There’s only one essay in the book in which I speak as myself. I am such a flawed and unreliable author for this particular book. I’m no naturalist; I’ve never even been camping. I have a muddy relationship with animals, as perhaps do many Americans of my era. But animals are crucial to me, especially creatively, which is troubling and dangerous. So I wanted to show up for the book and display the problematic place where these essays began.
AG: You also experiment with form, structure, and style. “Jeoffry” is a reimagining of the missing parts of Christopher Smart’s 18th-century poem Jubilate Agno and is written in numbered poetic lines. “Koko” takes the form of a joke and you limit your language to the actual recorded vocabulary of the famous signing gorilla. “Jumbo II” is written as a timeline. How did you settle upon the structure for each essay?
EP: I love how essays can marry research and formal experimentation. The play of those elements is such an engine for thought and practice. I try to use what I call the inquiry of each essay—what it’s doing on top of recounting a famous animal story—to drive the experiments of the piece. The inquiry of “Jeoffry,” for example, considered fragmentation—what it meant to examine chunks of a life, a consciousness, a work of art—as well as the relationship people can have with a silent god. I was researching Kit Smart’s biography, his incomplete asylum epic Jubilate Agno, and the gaps cats fill in our motley lives. When I learned that an entire left side was missing from the “My Cat Jeoffry” poem that so many of us know and love. What’s more, I learned the missing side probably followed a specific antiphonal structure, and I was like, “Shit. I have to finish his poem.”

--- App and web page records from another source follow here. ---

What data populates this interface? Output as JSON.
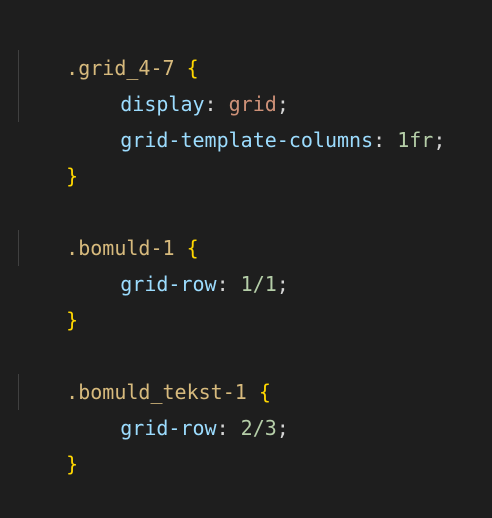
{
  "rules": [
    {
      "selector": ".grid_4-7",
      "open": "{",
      "close": "}",
      "declarations": [
        {
          "property": "display",
          "colon": ":",
          "value": "grid",
          "semi": ";"
        },
        {
          "property": "grid-template-columns",
          "colon": ":",
          "value": "1fr",
          "semi": ";"
        }
      ]
    },
    {
      "selector": ".bomuld-1",
      "open": "{",
      "close": "}",
      "declarations": [
        {
          "property": "grid-row",
          "colon": ":",
          "value": "1/1",
          "semi": ";"
        }
      ]
    },
    {
      "selector": ".bomuld_tekst-1",
      "open": "{",
      "close": "}",
      "declarations": [
        {
          "property": "grid-row",
          "colon": ":",
          "value": "2/3",
          "semi": ";"
        }
      ]
    }
  ],
  "colors": {
    "background": "#1e1e1e",
    "selector": "#d7ba7d",
    "brace": "#ffd700",
    "property": "#9cdcfe",
    "keyword_value": "#ce9178",
    "numeric_value": "#b5cea8",
    "punctuation": "#d4d4d4"
  }
}
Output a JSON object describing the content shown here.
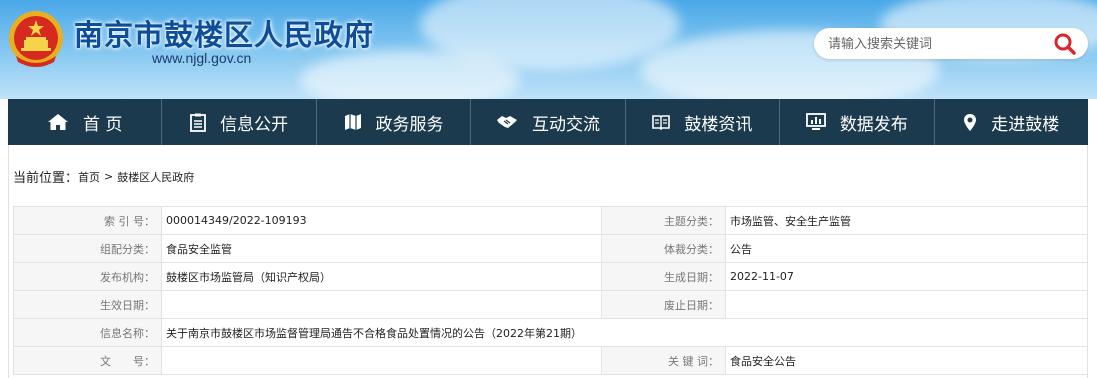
{
  "header": {
    "site_title": "南京市鼓楼区人民政府",
    "site_url": "www.njgl.gov.cn",
    "search_placeholder": "请输入搜索关键词"
  },
  "nav": {
    "items": [
      {
        "label": "首 页",
        "icon": "home-icon"
      },
      {
        "label": "信息公开",
        "icon": "document-icon"
      },
      {
        "label": "政务服务",
        "icon": "map-icon"
      },
      {
        "label": "互动交流",
        "icon": "handshake-icon"
      },
      {
        "label": "鼓楼资讯",
        "icon": "book-icon"
      },
      {
        "label": "数据发布",
        "icon": "monitor-chart-icon"
      },
      {
        "label": "走进鼓楼",
        "icon": "location-pin-icon"
      }
    ]
  },
  "breadcrumb": {
    "prefix": "当前位置：",
    "items": [
      "首页",
      "鼓楼区人民政府"
    ],
    "separator": ">"
  },
  "info": {
    "index_label": "索 引 号：",
    "index_value": "000014349/2022-109193",
    "topic_label": "主题分类：",
    "topic_value": "市场监管、安全生产监管",
    "org_cat_label": "组配分类：",
    "org_cat_value": "食品安全监管",
    "genre_label": "体裁分类：",
    "genre_value": "公告",
    "publisher_label": "发布机构：",
    "publisher_value": "鼓楼区市场监管局（知识产权局）",
    "created_label": "生成日期：",
    "created_value": "2022-11-07",
    "effective_label": "生效日期：",
    "effective_value": "",
    "expire_label": "废止日期：",
    "expire_value": "",
    "name_label": "信息名称：",
    "name_value": "关于南京市鼓楼区市场监督管理局通告不合格食品处置情况的公告（2022年第21期）",
    "docno_label": "文　　号：",
    "docno_value": "",
    "keyword_label": "关 键 词：",
    "keyword_value": "食品安全公告"
  },
  "colors": {
    "nav_bg": "#1b3a4e",
    "title_blue": "#0d4d9a",
    "search_icon_red": "#d9262c"
  }
}
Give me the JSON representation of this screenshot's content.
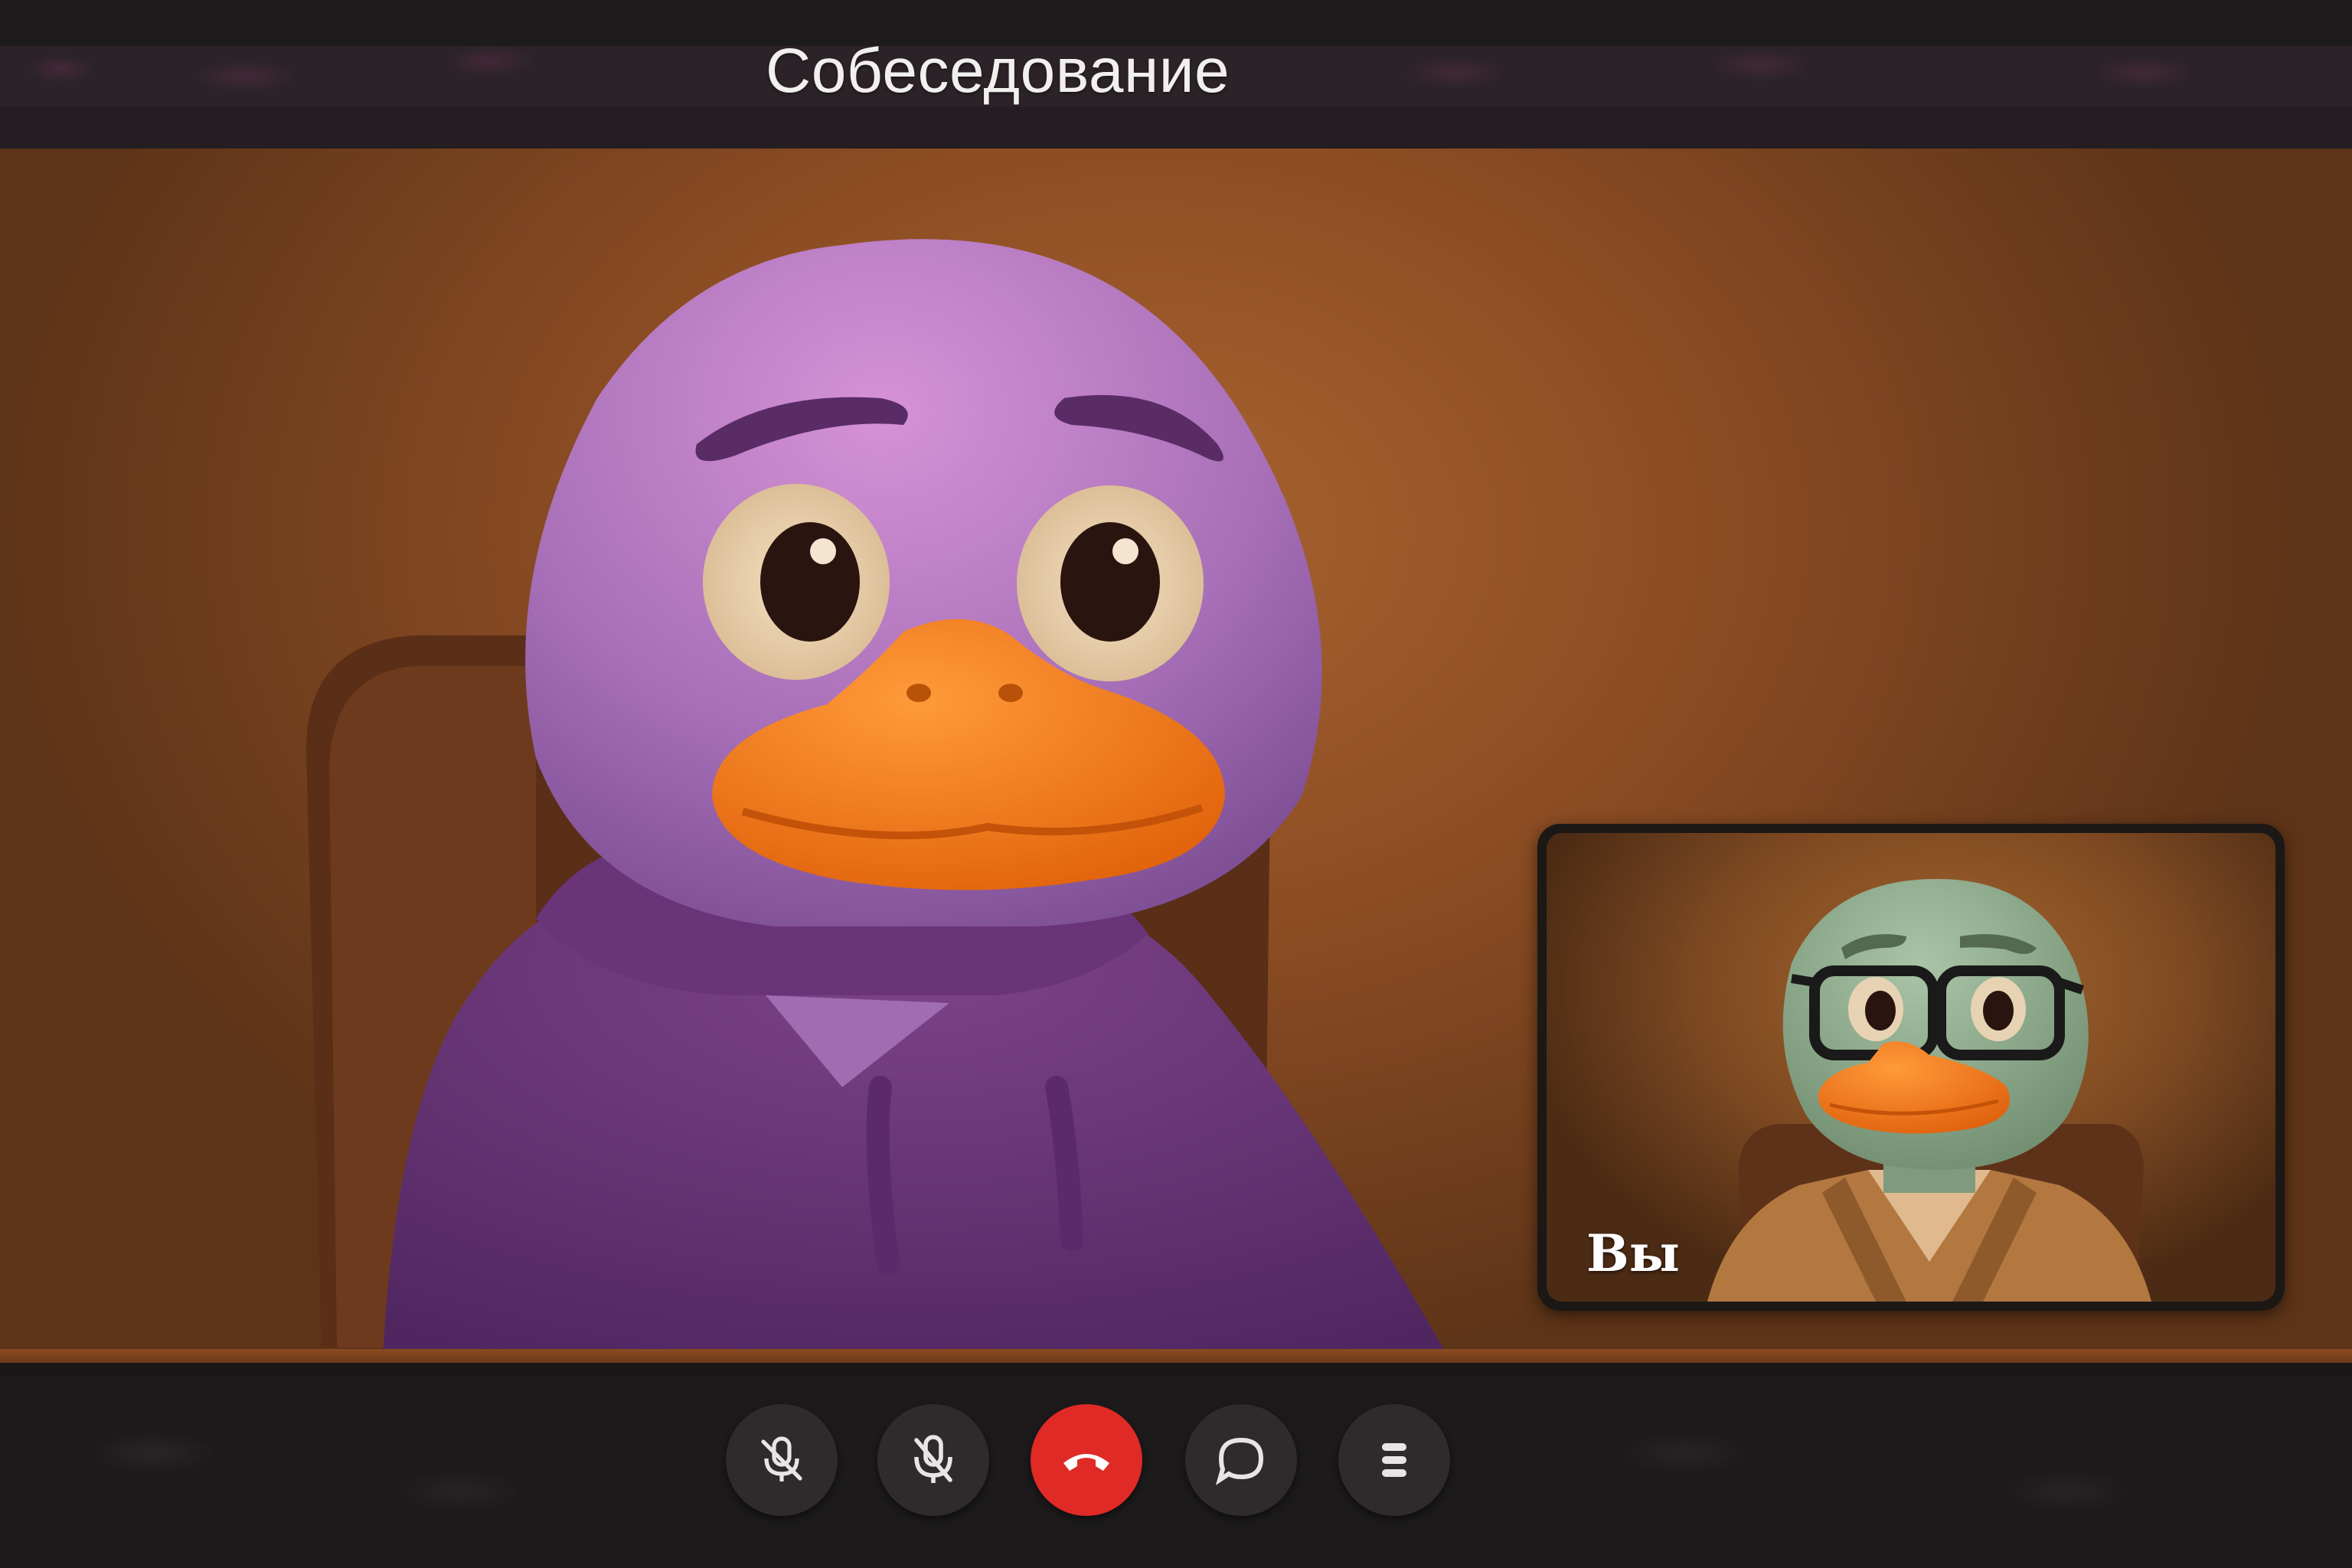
{
  "header": {
    "title": "Собеседование"
  },
  "self_view": {
    "label": "Вы"
  },
  "controls": [
    {
      "name": "mute-microphone-button",
      "icon": "microphone-off-icon"
    },
    {
      "name": "mute-microphone-alt-button",
      "icon": "microphone-off-icon"
    },
    {
      "name": "end-call-button",
      "icon": "phone-hangup-icon"
    },
    {
      "name": "chat-button",
      "icon": "chat-bubble-icon"
    },
    {
      "name": "more-options-button",
      "icon": "menu-icon"
    }
  ],
  "colors": {
    "end_call": "#e02a26",
    "button_bg": "#2f2b2c",
    "background": "#8e4e24"
  }
}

“Koko” came from the absurdity that my research uncovered. The real story of Koko is more contentious than my childhood idea of her, which was created by children’s books and TV. Learning the truth about Koko frustrated me to the point of an acrid hilarity. “Shit,” I thought. “Why not use the facts of Koko to tell an awful joke?”
AG: Throughout the collection nostalgia recurs for a time when the human animal relationship was less mediated. “Real animals had been extracted from my own here long before I arrived,” you write. “Here for me was but a synthetic wilderness.” In “Celia” you introduce readers to the word “endling,” a term invented to describe the last living survivor of a species. You also write about how zoos maintain sperm and egg banks—“frozen zoos”—in case future scientists decide to bring extinct species back. What other shifts have you noticed in human and animal relationships? What new changes do you anticipate?
EP: I wonder how, as the species dwindle, we’ll change our views of Earth’s heartiest creatures—the squirrels and rats and roaches and pigeons that breed easily and can live anywhere. They adapt as humans change their landscapes and might even outlast us. When we have fewer species, will these ubiquitous animals resonate differently or connote something else? In what new ways might we let them into our homes, our bellies, or our dreams?
AG: You’re currently writing a column for The Paris Review about famous animals in history. Is there another book about animals yet to come?
EP: The PR column has been so fun because it’s allowed me to resurrect a few stories that I’d researched but couldn’t include in the book. But the column and this book might be it for critters. For the next big project, I’m considering writing more about myself.
But now that I think of it, I’m as much a critter as I am anything else, right? So yes. I suppose there is another animal book in my future.